Offsetting the effects of neighborhood disadvantage on problem drinking
Residence in disadvantaged neighborhoods can amplify individual risk for adverse health conditions, including substance use disorders.
Using data from a probability sample of problem alcohol users in Northern California (N = 616) interviewed at baseline and reinterviewed 1 year later, this study examines whether social support can buffer negative effects of neighborhood disadvantage on problem alcohol use.
Living in a disadvantaged neighborhood increased the likelihood of problem alcohol use at follow-up (odds ratio = 2.33, p = 0.015). Although baseline support for reducing alcohol consumption was unrelated to problem alcohol intake at follow-up, there was a significant interaction between neighborhood disadvantage and support.
Among those living in disadvantaged neighborhoods, baseline support significantly decreased the likelihood of problem drinking at follow-up (OR = 0.19, p = 0.048).

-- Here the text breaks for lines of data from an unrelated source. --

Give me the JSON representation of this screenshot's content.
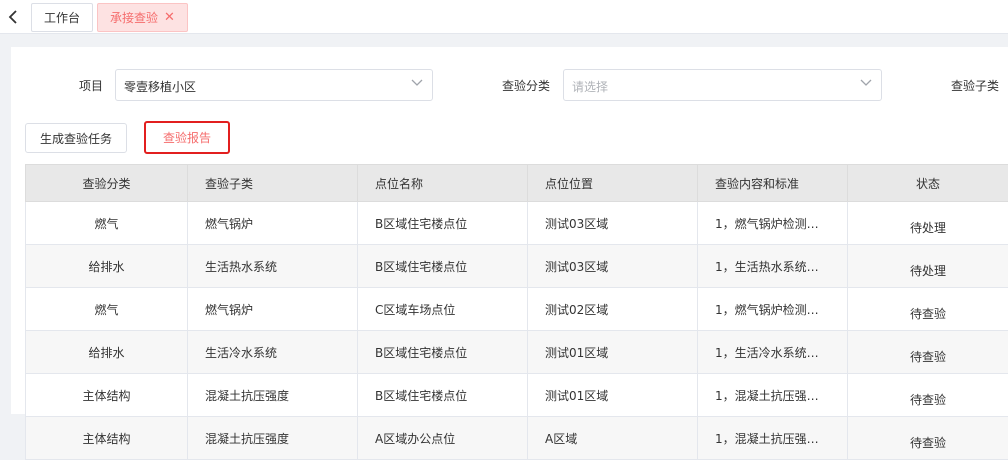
{
  "tabs": [
    {
      "label": "工作台"
    },
    {
      "label": "承接查验"
    }
  ],
  "filters": {
    "project_label": "项目",
    "project_value": "零壹移植小区",
    "category_label": "查验分类",
    "category_placeholder": "请选择",
    "subcategory_label": "查验子类"
  },
  "actions": {
    "generate_label": "生成查验任务",
    "report_label": "查验报告"
  },
  "table": {
    "columns": [
      "查验分类",
      "查验子类",
      "点位名称",
      "点位位置",
      "查验内容和标准",
      "状态"
    ],
    "rows": [
      [
        "燃气",
        "燃气锅炉",
        "B区域住宅楼点位",
        "测试03区域",
        "1，燃气锅炉检测…",
        "待处理"
      ],
      [
        "给排水",
        "生活热水系统",
        "B区域住宅楼点位",
        "测试03区域",
        "1，生活热水系统…",
        "待处理"
      ],
      [
        "燃气",
        "燃气锅炉",
        "C区域车场点位",
        "测试02区域",
        "1，燃气锅炉检测…",
        "待查验"
      ],
      [
        "给排水",
        "生活冷水系统",
        "B区域住宅楼点位",
        "测试01区域",
        "1，生活冷水系统…",
        "待查验"
      ],
      [
        "主体结构",
        "混凝土抗压强度",
        "B区域住宅楼点位",
        "测试01区域",
        "1，混凝土抗压强…",
        "待查验"
      ],
      [
        "主体结构",
        "混凝土抗压强度",
        "A区域办公点位",
        "A区域",
        "1，混凝土抗压强…",
        "待查验"
      ]
    ]
  },
  "icons": {
    "back": "chevron-left-icon",
    "close": "close-icon",
    "dropdown": "chevron-down-icon"
  },
  "colors": {
    "active_tab_bg": "#fde2e2",
    "active_tab_text": "#f56c6c",
    "highlight_border": "#e21f1f",
    "header_bg": "#e8e8e8"
  }
}
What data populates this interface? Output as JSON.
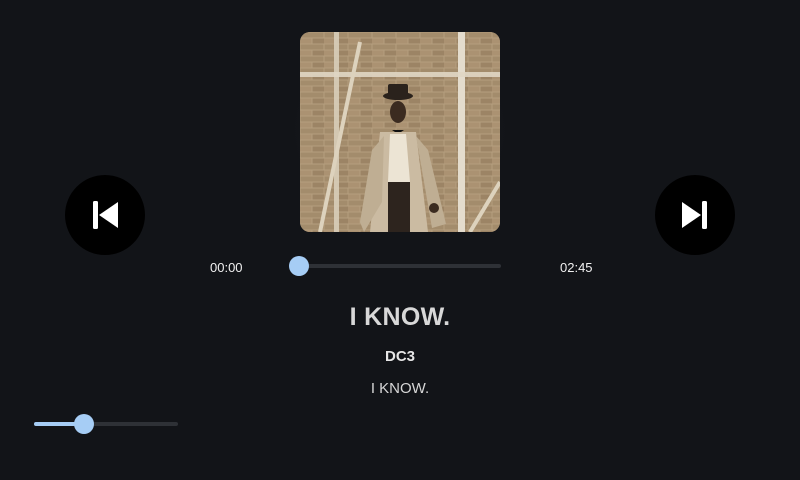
{
  "track": {
    "title": "I KNOW.",
    "artist": "DC3",
    "album": "I KNOW."
  },
  "playback": {
    "current_time": "00:00",
    "total_time": "02:45",
    "progress": 0.0
  },
  "volume": {
    "level": 0.35
  },
  "controls": {
    "prev_icon": "skip-previous-icon",
    "next_icon": "skip-next-icon"
  },
  "colors": {
    "accent": "#a6cdf5",
    "background": "#121418",
    "button_bg": "#000000"
  }
}
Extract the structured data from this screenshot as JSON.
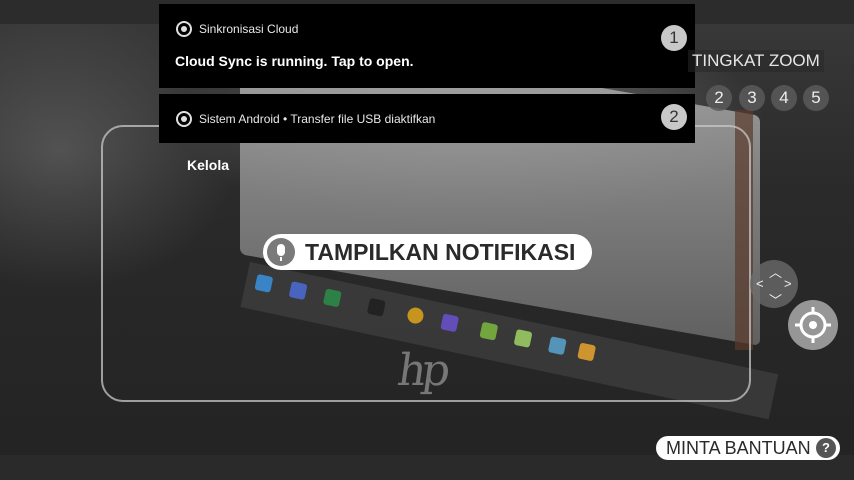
{
  "notifications": [
    {
      "app": "Sinkronisasi Cloud",
      "text": "Cloud Sync is running. Tap to open.",
      "badge": "1"
    },
    {
      "app": "Sistem Android • Transfer file USB diaktifkan",
      "badge": "2"
    }
  ],
  "manage_label": "Kelola",
  "zoom": {
    "label": "TINGKAT ZOOM",
    "levels": [
      "2",
      "3",
      "4",
      "5"
    ]
  },
  "voice_pill": {
    "label": "TAMPILKAN NOTIFIKASI",
    "icon": "mic-icon"
  },
  "help": {
    "label": "MINTA BANTUAN",
    "icon_text": "?"
  },
  "colors": {
    "notification_bg": "#000000",
    "pill_bg": "#ffffff"
  }
}
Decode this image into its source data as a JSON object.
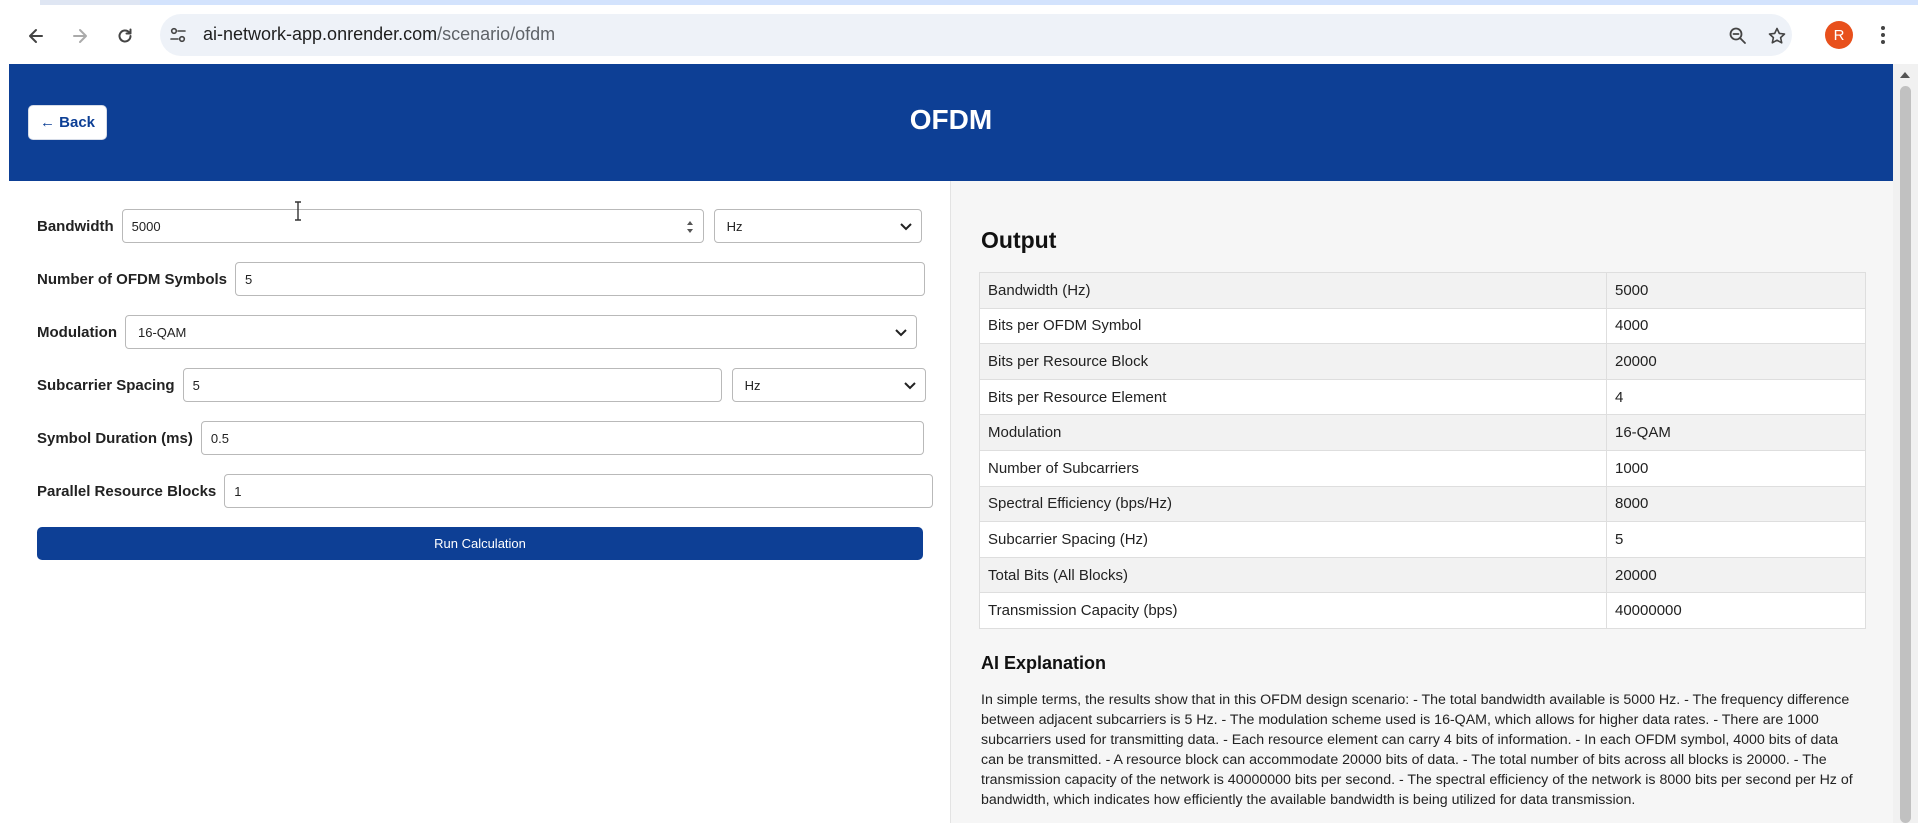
{
  "browser": {
    "url_host": "ai-network-app.onrender.com",
    "url_path": "/scenario/ofdm",
    "avatar_letter": "R",
    "avatar_color": "#e8501c"
  },
  "header": {
    "back_label": "← Back",
    "title": "OFDM",
    "bg_color": "#0d3f95"
  },
  "form": {
    "bandwidth_label": "Bandwidth",
    "bandwidth_value": "5000",
    "bandwidth_unit": "Hz",
    "symbols_label": "Number of OFDM Symbols",
    "symbols_value": "5",
    "modulation_label": "Modulation",
    "modulation_value": "16-QAM",
    "spacing_label": "Subcarrier Spacing",
    "spacing_value": "5",
    "spacing_unit": "Hz",
    "duration_label": "Symbol Duration (ms)",
    "duration_value": "0.5",
    "blocks_label": "Parallel Resource Blocks",
    "blocks_value": "1",
    "run_label": "Run Calculation"
  },
  "output": {
    "title": "Output",
    "rows": [
      {
        "key": "Bandwidth (Hz)",
        "value": "5000"
      },
      {
        "key": "Bits per OFDM Symbol",
        "value": "4000"
      },
      {
        "key": "Bits per Resource Block",
        "value": "20000"
      },
      {
        "key": "Bits per Resource Element",
        "value": "4"
      },
      {
        "key": "Modulation",
        "value": "16-QAM"
      },
      {
        "key": "Number of Subcarriers",
        "value": "1000"
      },
      {
        "key": "Spectral Efficiency (bps/Hz)",
        "value": "8000"
      },
      {
        "key": "Subcarrier Spacing (Hz)",
        "value": "5"
      },
      {
        "key": "Total Bits (All Blocks)",
        "value": "20000"
      },
      {
        "key": "Transmission Capacity (bps)",
        "value": "40000000"
      }
    ],
    "ai_title": "AI Explanation",
    "ai_text": "In simple terms, the results show that in this OFDM design scenario: - The total bandwidth available is 5000 Hz. - The frequency difference between adjacent subcarriers is 5 Hz. - The modulation scheme used is 16-QAM, which allows for higher data rates. - There are 1000 subcarriers used for transmitting data. - Each resource element can carry 4 bits of information. - In each OFDM symbol, 4000 bits of data can be transmitted. - A resource block can accommodate 20000 bits of data. - The total number of bits across all blocks is 20000. - The transmission capacity of the network is 40000000 bits per second. - The spectral efficiency of the network is 8000 bits per second per Hz of bandwidth, which indicates how efficiently the available bandwidth is being utilized for data transmission."
  }
}
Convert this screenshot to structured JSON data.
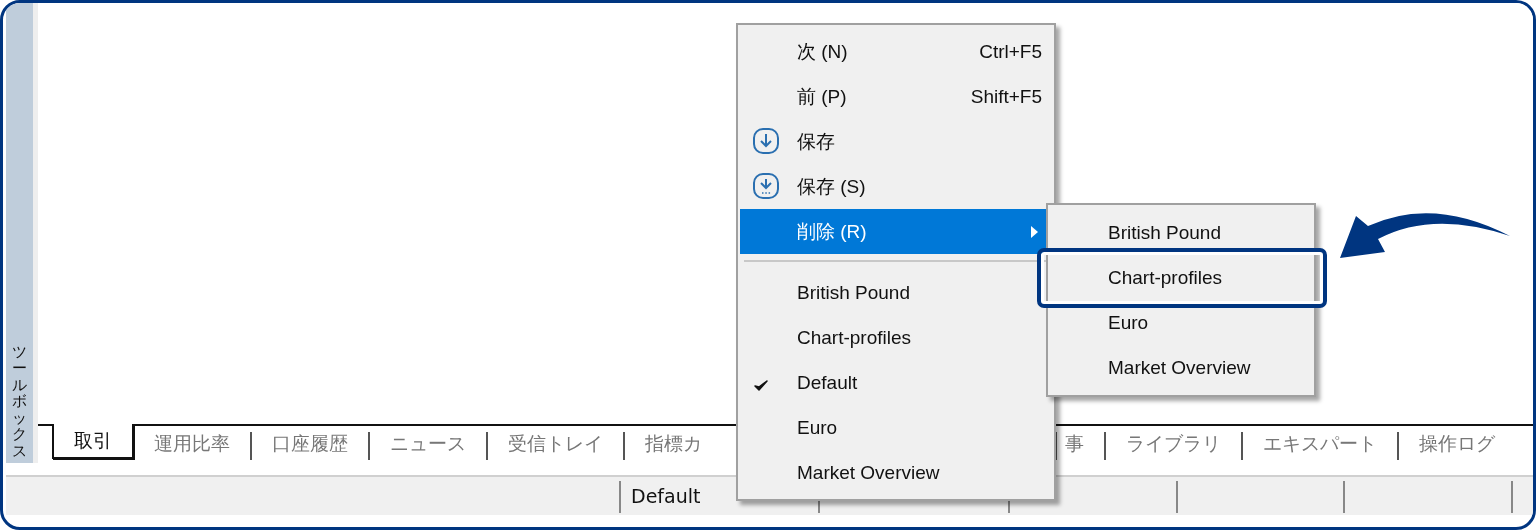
{
  "toolbox": {
    "label": "ツールボックス"
  },
  "tabs": [
    {
      "label": "取引",
      "selected": true
    },
    {
      "label": "運用比率",
      "selected": false
    },
    {
      "label": "口座履歴",
      "selected": false
    },
    {
      "label": "ニュース",
      "selected": false
    },
    {
      "label": "受信トレイ",
      "selected": false
    },
    {
      "label": "指標カ",
      "selected": false
    },
    {
      "label": "事",
      "selected": false
    },
    {
      "label": "ライブラリ",
      "selected": false
    },
    {
      "label": "エキスパート",
      "selected": false
    },
    {
      "label": "操作ログ",
      "selected": false
    }
  ],
  "status_bar": {
    "profile": "Default"
  },
  "menu": {
    "items": [
      {
        "kind": "command",
        "label": "次 (N)",
        "shortcut": "Ctrl+F5"
      },
      {
        "kind": "command",
        "label": "前 (P)",
        "shortcut": "Shift+F5"
      },
      {
        "kind": "save",
        "label": "保存"
      },
      {
        "kind": "save-as",
        "label": "保存 (S)"
      },
      {
        "kind": "submenu",
        "label": "削除 (R)",
        "selected": true
      },
      {
        "kind": "separator"
      },
      {
        "kind": "profile",
        "label": "British Pound",
        "checked": false
      },
      {
        "kind": "profile",
        "label": "Chart-profiles",
        "checked": false
      },
      {
        "kind": "profile",
        "label": "Default",
        "checked": true
      },
      {
        "kind": "profile",
        "label": "Euro",
        "checked": false
      },
      {
        "kind": "profile",
        "label": "Market Overview",
        "checked": false
      }
    ]
  },
  "submenu": {
    "items": [
      {
        "label": "British Pound",
        "callout": false
      },
      {
        "label": "Chart-profiles",
        "callout": true
      },
      {
        "label": "Euro",
        "callout": false
      },
      {
        "label": "Market Overview",
        "callout": false
      }
    ]
  }
}
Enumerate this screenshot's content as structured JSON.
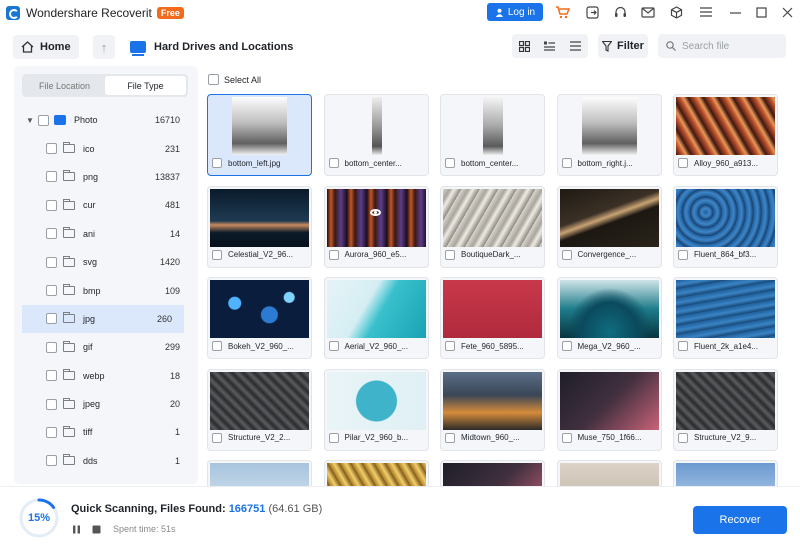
{
  "titlebar": {
    "app_name": "Wondershare Recoverit",
    "badge": "Free",
    "login_label": "Log in",
    "icons": [
      "cart-icon",
      "export-icon",
      "headset-icon",
      "mail-icon",
      "box-icon",
      "menu-icon",
      "minimize-icon",
      "maximize-icon",
      "close-icon"
    ]
  },
  "toolbar": {
    "home_label": "Home",
    "location_label": "Hard Drives and Locations",
    "filter_label": "Filter",
    "search_placeholder": "Search file"
  },
  "sidebar": {
    "tabs": [
      {
        "label": "File Location",
        "active": false
      },
      {
        "label": "File Type",
        "active": true
      }
    ],
    "root": {
      "label": "Photo",
      "count": "16710"
    },
    "items": [
      {
        "label": "ico",
        "count": "231"
      },
      {
        "label": "png",
        "count": "13837"
      },
      {
        "label": "cur",
        "count": "481"
      },
      {
        "label": "ani",
        "count": "14"
      },
      {
        "label": "svg",
        "count": "1420"
      },
      {
        "label": "bmp",
        "count": "109"
      },
      {
        "label": "jpg",
        "count": "260",
        "selected": true
      },
      {
        "label": "gif",
        "count": "299"
      },
      {
        "label": "webp",
        "count": "18"
      },
      {
        "label": "jpeg",
        "count": "20"
      },
      {
        "label": "tiff",
        "count": "1"
      },
      {
        "label": "dds",
        "count": "1"
      }
    ]
  },
  "main": {
    "select_all_label": "Select All",
    "files": [
      {
        "name": "bottom_left.jpg",
        "thumb": "gray-gradient",
        "selected": true
      },
      {
        "name": "bottom_center...",
        "thumb": "gray-strip"
      },
      {
        "name": "bottom_center...",
        "thumb": "gray-strip2"
      },
      {
        "name": "bottom_right.j...",
        "thumb": "gray-gradient"
      },
      {
        "name": "Alloy_960_a913...",
        "thumb": "alloy"
      },
      {
        "name": "Celestial_V2_96...",
        "thumb": "celestial"
      },
      {
        "name": "Aurora_960_e5...",
        "thumb": "aurora",
        "hover": true
      },
      {
        "name": "BoutiqueDark_...",
        "thumb": "boutique"
      },
      {
        "name": "Convergence_...",
        "thumb": "convergence"
      },
      {
        "name": "Fluent_864_bf3...",
        "thumb": "fluent"
      },
      {
        "name": "Bokeh_V2_960_...",
        "thumb": "bokeh"
      },
      {
        "name": "Aerial_V2_960_...",
        "thumb": "aerial"
      },
      {
        "name": "Fete_960_5895...",
        "thumb": "fete"
      },
      {
        "name": "Mega_V2_960_...",
        "thumb": "mega"
      },
      {
        "name": "Fluent_2k_a1e4...",
        "thumb": "fluent2"
      },
      {
        "name": "Structure_V2_2...",
        "thumb": "structure"
      },
      {
        "name": "Pilar_V2_960_b...",
        "thumb": "pilar"
      },
      {
        "name": "Midtown_960_...",
        "thumb": "midtown"
      },
      {
        "name": "Muse_750_1f66...",
        "thumb": "muse"
      },
      {
        "name": "Structure_V2_9...",
        "thumb": "structure"
      },
      {
        "name": "",
        "thumb": "sky"
      },
      {
        "name": "",
        "thumb": "gold"
      },
      {
        "name": "",
        "thumb": "muse"
      },
      {
        "name": "",
        "thumb": "sand"
      },
      {
        "name": "",
        "thumb": "blue"
      }
    ]
  },
  "footer": {
    "progress": 0.15,
    "progress_label": "15%",
    "scan_label": "Quick Scanning, Files Found:",
    "files_found": "166751",
    "size": "(64.61 GB)",
    "spent_label": "Spent time: 51s",
    "recover_label": "Recover"
  },
  "colors": {
    "accent": "#1a73e8",
    "badge": "#f26b1d"
  }
}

Bolstering indigenous community resources where residents can interact with others in recovery or that foster sober activities may offset individual risk. Research is needed to determine whether this may also produce second-order neighborhood change.